What about those who put their happy masks on, portraying themselves to be the social drinker, but really they’re closet alcoholics who want to stop drinking and can’t? Not only that, they are afraid and ashamed to talk to anyone about their concerns.
How to Tell if Your Friend Has an Alcohol Problem
If you are not sure if one of your friends is an alcoholic, here are some signs you can look for.
- Your friend is drinking more and more as time goes by. Maybe your friend used to drink one or two drinks while at social events, but now they are drinking four, five, or six. Whereas they used to drink more just to be social, they are now drinking more whether they want to or not. They’re having a tough time stopping at one or two.
- Your friend is drinking more at home alone. If you know that your friend is drinking at home alone more often or continually, this is a sign of alcoholism.
- Your friend is binge drinking on the weekends. Many alcoholics do fine during the week, but may get the party on after work on Friday and keep doing so all weekend long. If this happens every weekend, it could be a sign of alcoholism.
- Your friend is getting into trouble due to drinking. Has your friend missed work due to hangovers? Lost a relationship? Gotten a DUI? These could be signs of alcoholism.
- Mood changes when drinking.
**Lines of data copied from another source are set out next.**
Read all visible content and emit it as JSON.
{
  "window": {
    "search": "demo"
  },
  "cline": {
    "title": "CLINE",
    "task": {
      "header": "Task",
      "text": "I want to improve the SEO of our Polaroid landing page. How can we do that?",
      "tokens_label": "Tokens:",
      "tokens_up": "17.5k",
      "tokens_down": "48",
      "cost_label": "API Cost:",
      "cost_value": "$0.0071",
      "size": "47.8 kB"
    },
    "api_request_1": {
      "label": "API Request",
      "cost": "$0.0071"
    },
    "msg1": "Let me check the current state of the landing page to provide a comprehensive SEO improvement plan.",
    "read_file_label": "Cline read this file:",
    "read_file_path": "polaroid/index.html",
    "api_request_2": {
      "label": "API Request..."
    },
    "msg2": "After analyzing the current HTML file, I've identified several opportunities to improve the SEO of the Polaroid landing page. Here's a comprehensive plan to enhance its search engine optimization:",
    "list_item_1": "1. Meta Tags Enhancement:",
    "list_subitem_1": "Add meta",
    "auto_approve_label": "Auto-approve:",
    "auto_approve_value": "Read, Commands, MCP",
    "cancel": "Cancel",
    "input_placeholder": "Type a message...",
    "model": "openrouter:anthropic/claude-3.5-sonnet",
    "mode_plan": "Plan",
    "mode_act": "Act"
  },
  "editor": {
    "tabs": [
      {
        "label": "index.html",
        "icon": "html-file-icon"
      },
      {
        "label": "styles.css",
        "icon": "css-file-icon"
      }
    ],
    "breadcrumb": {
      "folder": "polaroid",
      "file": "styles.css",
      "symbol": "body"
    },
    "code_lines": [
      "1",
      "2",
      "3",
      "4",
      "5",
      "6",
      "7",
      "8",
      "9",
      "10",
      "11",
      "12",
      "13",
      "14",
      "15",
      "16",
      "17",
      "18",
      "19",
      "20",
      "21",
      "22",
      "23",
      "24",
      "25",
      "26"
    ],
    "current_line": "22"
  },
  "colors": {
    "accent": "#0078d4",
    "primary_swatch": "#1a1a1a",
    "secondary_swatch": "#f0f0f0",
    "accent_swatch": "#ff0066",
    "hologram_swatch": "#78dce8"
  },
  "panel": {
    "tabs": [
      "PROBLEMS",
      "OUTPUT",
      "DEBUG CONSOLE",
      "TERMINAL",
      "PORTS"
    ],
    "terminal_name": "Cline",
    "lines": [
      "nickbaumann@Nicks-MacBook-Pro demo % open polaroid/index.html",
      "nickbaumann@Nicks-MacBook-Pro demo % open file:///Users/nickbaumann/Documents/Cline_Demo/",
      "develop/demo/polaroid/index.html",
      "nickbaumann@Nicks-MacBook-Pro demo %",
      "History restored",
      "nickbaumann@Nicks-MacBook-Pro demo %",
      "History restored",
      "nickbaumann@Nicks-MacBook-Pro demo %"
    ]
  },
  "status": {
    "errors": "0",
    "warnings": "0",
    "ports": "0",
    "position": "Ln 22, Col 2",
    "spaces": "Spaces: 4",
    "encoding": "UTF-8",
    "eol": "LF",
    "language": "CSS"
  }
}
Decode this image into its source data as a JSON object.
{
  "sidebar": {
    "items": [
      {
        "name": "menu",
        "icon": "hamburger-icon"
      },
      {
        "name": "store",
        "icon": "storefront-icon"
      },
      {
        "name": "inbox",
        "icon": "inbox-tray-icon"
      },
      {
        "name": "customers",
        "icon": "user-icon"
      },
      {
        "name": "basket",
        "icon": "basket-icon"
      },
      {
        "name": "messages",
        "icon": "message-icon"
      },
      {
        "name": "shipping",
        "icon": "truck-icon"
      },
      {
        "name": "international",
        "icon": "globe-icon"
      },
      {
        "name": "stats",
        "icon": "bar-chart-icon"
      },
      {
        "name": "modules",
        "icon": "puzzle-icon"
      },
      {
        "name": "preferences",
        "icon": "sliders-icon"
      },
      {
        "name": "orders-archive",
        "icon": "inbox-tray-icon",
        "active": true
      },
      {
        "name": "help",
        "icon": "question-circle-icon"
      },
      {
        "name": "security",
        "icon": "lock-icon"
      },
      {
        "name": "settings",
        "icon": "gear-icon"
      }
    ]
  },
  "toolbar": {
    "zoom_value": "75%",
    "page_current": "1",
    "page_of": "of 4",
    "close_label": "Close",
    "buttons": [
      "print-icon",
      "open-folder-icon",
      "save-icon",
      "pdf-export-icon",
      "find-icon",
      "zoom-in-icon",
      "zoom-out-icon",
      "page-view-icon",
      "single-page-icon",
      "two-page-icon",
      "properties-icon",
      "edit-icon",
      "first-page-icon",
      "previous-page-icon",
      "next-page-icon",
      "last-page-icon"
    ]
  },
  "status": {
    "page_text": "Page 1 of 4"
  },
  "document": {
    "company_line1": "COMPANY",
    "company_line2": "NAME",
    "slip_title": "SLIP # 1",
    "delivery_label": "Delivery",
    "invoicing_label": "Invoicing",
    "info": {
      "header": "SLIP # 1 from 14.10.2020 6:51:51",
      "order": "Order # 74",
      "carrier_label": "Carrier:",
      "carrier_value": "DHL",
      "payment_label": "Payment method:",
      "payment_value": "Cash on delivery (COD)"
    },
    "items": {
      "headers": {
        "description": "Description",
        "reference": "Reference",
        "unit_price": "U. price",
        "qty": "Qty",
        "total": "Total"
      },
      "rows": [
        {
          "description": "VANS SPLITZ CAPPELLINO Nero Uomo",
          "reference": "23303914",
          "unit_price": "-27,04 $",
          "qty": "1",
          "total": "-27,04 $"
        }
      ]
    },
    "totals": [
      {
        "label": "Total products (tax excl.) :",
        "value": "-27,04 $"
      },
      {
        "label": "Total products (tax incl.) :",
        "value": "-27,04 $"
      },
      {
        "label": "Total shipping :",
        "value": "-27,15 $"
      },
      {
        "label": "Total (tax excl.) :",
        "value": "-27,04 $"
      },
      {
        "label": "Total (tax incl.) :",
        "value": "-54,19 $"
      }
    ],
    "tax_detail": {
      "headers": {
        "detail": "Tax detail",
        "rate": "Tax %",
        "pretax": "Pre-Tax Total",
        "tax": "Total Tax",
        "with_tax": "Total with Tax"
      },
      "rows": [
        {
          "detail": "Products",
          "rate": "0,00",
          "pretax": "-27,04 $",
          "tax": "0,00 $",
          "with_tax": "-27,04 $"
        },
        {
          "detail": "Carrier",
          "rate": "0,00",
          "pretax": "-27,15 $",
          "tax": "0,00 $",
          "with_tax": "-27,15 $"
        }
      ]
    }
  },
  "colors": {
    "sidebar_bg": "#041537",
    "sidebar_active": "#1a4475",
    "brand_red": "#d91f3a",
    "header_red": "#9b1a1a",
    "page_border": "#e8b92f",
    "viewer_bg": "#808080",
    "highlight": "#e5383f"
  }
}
If your friend seems happy sober, but becomes miserable or angry when drinking, this could be a sign of alcoholism.
- Starts hanging out with party people. Maybe your friend used to hang out with those who didn’t really drink very much, but now he or she has gravitated toward those who party hard often. This could be because he or she is becoming dependent upon alcohol.
How to address this with your friend
If you’re wondering if a friend is struggling with alcoholism, get a conversation started about the topic. Sit down and have a real heart-to-heart when your friend is sober. Let him or her know your concern and do it in non-judgmental and compassionate way. Express that you’re genuinely concerned and would hope that if the situation was reversed, he or she would do the same.
It may sound something like this:
“Ann, we have been friends for awhile and you know I care about you. I’m not trying to be overbearing, but I’ve noticed that you’re drinking a lot more lately. I’ve also noticed that at times you seem unhappy. I’m concerned that they may be related. Can we talk about this?”
If your friend gets angry, affirm that you are there to love them unconditionally no matter what. Not every alcoholic can see that they have a problem, so you may simply have to speak your concern and then let it go.
With alcoholism being fairly prevalent in our society, chances are you’ll run into a friend here or there that may need a good friend for support. If you feel one of your friends is struggling with alcoholism, don’t be afraid to approach him or her and have a loving conversation. It really could be the springboard that turns the situation around and prompts your friend to do something about his or her drinking problem.
Dominica Applegate is dedicated to the art of self-discovery and creative expression with a passion for creative art. She’s got a deep-rooted passion for helping others heal emotional pain and trauma, as her own journey through love addiction has served as a catalyst for her own healing and beautiful transformation. Find out more at www.dominicaapplegate.com.